## Exercise prompt
Go through the data below and return each line containing the word "text".

## Source material

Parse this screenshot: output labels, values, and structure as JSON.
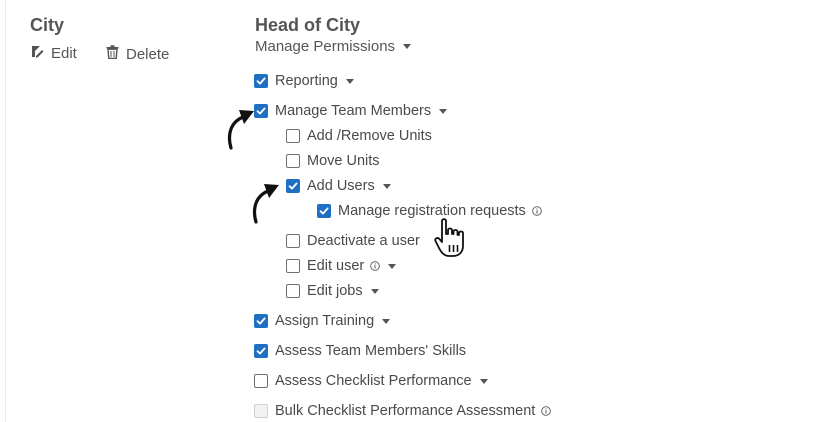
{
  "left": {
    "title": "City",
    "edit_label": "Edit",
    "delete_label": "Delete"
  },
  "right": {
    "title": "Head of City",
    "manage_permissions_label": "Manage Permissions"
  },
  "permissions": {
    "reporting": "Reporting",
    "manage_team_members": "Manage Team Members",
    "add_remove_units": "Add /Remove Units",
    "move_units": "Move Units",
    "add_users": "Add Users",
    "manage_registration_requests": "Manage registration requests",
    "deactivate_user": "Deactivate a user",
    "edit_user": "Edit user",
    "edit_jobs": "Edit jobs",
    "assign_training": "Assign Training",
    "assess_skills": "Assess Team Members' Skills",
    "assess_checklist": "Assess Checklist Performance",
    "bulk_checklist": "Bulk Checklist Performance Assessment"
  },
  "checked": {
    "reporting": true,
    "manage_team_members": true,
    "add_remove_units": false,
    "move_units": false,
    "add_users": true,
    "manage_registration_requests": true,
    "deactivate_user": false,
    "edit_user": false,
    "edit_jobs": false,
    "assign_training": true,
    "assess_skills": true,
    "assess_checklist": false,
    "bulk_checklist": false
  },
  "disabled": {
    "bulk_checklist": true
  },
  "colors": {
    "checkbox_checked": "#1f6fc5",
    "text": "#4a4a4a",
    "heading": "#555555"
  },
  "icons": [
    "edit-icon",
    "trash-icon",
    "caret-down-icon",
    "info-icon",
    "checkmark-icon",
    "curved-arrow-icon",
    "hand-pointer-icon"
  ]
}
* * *
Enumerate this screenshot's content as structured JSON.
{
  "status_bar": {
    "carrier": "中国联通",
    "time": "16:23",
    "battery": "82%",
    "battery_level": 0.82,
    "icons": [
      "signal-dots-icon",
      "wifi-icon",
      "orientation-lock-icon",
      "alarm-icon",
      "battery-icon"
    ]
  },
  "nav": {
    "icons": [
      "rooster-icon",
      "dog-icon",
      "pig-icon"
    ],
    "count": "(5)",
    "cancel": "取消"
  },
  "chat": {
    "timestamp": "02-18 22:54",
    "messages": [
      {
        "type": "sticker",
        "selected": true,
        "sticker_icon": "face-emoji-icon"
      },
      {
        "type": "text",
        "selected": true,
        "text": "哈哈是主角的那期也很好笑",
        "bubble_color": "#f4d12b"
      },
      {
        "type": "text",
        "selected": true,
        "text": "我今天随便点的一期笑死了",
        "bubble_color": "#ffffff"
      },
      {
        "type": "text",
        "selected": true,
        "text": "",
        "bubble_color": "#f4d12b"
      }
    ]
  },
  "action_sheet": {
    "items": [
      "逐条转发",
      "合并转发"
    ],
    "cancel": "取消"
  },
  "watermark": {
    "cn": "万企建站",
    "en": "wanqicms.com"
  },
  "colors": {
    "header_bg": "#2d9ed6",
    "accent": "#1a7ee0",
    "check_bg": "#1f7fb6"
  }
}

## Task answer
    "text": "#4a4a4a",
        "type": "text",
        "text": "哈哈是主角的那期也很好笑",
        "type": "text",
        "text": "我今天随便点的一期笑死了",
        "type": "text",
        "text": "",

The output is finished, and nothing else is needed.